« Reply #16 on: February 11, 2019, 07:22:07 pm »
I don't think you want a front brake on a fork with round blades *and* a front tyre that close to the downtube.  If the front tyre ever touches the downtube, it will pitch you over the bars before you can say "ah bugger" and quite possibly bend the fork beyond repair.  The rapid deceleration caused by braking *and* tyre-tube contact bends the fork more, it grabs harder, this bends the fork more, it grabs even harder...
Never tell me the odds.

Re: Mounting a front brake to a bike without a brake hole drilled
« Reply #17 on: February 12, 2019, 12:24:51 am »
FWIW BITD  I had a Holdsworth road/path frame built with a track tubeset (including the round fork blades) and used it as a fixed gear  training/occasional hillclimb bike. I think it was about 74 degrees parallel. I didn't notice the fork blades flexing unduly, but then they weren't super-light and  probably they weren't unduly challenged by the weinmann 500 calipers either. 

Other bikes I used with fixed gear and brakes have had forks (some of which I have had to drill for a brake) with 'continental oval' sections to them and some of those were flexier than the round track forks were, presumably because they were built lighter.

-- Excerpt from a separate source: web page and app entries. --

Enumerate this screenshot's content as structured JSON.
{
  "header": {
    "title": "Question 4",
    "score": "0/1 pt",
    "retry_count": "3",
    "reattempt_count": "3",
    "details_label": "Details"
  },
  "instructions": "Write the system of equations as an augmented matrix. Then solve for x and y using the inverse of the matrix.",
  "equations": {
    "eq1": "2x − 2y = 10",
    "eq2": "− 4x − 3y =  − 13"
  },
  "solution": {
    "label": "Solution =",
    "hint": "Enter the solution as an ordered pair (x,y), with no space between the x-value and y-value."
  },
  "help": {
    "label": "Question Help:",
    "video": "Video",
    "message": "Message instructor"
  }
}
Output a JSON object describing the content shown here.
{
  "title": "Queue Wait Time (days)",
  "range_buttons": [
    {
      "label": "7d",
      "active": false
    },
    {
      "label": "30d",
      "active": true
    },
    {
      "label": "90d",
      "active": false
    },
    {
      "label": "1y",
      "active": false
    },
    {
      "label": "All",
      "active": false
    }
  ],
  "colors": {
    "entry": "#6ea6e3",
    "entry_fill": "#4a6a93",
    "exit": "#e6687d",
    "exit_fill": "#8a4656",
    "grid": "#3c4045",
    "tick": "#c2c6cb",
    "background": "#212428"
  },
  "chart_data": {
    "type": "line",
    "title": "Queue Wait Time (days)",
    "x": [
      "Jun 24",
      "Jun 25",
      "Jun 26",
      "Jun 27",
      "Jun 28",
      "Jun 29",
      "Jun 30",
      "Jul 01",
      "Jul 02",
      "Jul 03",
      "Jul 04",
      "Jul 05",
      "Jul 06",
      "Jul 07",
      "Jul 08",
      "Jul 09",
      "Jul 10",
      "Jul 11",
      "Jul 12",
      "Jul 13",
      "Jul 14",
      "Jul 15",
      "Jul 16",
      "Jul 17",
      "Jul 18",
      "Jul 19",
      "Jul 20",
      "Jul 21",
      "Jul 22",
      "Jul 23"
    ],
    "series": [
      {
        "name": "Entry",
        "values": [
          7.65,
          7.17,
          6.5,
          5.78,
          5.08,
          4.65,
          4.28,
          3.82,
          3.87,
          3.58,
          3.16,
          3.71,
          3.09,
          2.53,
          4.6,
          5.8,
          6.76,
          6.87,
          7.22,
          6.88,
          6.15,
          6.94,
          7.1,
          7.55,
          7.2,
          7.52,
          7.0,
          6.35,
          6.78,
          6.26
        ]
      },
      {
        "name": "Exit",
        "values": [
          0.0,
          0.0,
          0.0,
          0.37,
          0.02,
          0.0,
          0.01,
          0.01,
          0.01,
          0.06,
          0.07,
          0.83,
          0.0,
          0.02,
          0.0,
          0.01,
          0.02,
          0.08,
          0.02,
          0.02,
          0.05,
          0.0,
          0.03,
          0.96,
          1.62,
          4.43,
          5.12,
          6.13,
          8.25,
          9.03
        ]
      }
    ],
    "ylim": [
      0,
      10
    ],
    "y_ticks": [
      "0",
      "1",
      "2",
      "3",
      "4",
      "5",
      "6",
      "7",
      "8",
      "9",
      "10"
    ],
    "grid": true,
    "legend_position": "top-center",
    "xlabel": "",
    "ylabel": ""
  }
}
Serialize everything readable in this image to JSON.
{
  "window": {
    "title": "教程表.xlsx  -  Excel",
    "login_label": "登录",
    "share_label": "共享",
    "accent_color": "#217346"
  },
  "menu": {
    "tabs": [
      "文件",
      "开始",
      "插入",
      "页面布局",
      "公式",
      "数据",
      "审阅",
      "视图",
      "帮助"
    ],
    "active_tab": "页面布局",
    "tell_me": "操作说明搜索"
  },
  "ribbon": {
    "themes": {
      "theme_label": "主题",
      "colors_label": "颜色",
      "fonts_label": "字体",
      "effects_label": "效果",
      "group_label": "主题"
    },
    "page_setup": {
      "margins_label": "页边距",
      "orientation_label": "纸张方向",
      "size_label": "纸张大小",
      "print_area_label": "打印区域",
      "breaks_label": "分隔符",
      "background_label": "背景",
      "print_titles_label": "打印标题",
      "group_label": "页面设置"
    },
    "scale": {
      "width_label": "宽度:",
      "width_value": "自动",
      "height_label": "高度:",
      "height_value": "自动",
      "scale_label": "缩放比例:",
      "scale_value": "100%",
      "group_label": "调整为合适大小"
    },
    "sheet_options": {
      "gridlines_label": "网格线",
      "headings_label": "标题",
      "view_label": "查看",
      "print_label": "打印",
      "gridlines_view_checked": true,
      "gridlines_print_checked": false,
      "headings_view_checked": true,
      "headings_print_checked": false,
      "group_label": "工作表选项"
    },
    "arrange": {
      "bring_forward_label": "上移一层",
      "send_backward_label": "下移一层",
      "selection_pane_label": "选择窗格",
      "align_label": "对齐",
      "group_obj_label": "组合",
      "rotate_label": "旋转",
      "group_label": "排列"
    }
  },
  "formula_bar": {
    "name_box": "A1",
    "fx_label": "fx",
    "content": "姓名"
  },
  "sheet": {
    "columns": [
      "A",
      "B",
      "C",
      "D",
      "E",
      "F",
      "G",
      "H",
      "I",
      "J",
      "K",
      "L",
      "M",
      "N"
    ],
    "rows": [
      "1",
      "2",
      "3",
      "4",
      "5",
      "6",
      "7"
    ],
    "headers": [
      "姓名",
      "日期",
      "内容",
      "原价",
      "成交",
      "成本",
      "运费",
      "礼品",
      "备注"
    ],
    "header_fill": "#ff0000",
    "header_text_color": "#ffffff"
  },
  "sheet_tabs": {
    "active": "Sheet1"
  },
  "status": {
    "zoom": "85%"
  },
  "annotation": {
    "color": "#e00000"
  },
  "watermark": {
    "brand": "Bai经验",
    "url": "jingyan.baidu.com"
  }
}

I don't think you need to worry about the bike being unrideable (most of it is quirks that you will get used to), or the forks flexing too much with a caliper brake.  The dia compe kit is expensive but it isn't very difficult to make something that will do the same job; just make a caliper mount by jigsawing a horseshoe shape from a piece of 3/16" aluminium sheet, and use strong band clamps to attach it to the forks.  The trick is to make absolutely sure of two things

a) that the band clamps are at the exact same height as the brake blocks (this way there won't be any twisting of the assembly and the lack of a top mount won't be a problem) and
b) that there is no way on this earth that the bands will ever slide on fork blades

You can mount the brake behind the fork if you like; depending on how the bands are arranged this can give them an easier time. However you can end up with the caliper clouting the down tube too easily.

FWIW a hub brake could work but it really depends how the frame is built; there is a big difference between a sprinter's frame and a pursuiter's frame.  Hub brakes work OK with nearly all road forks but they do put extra load into them vs a rim brake.

cheers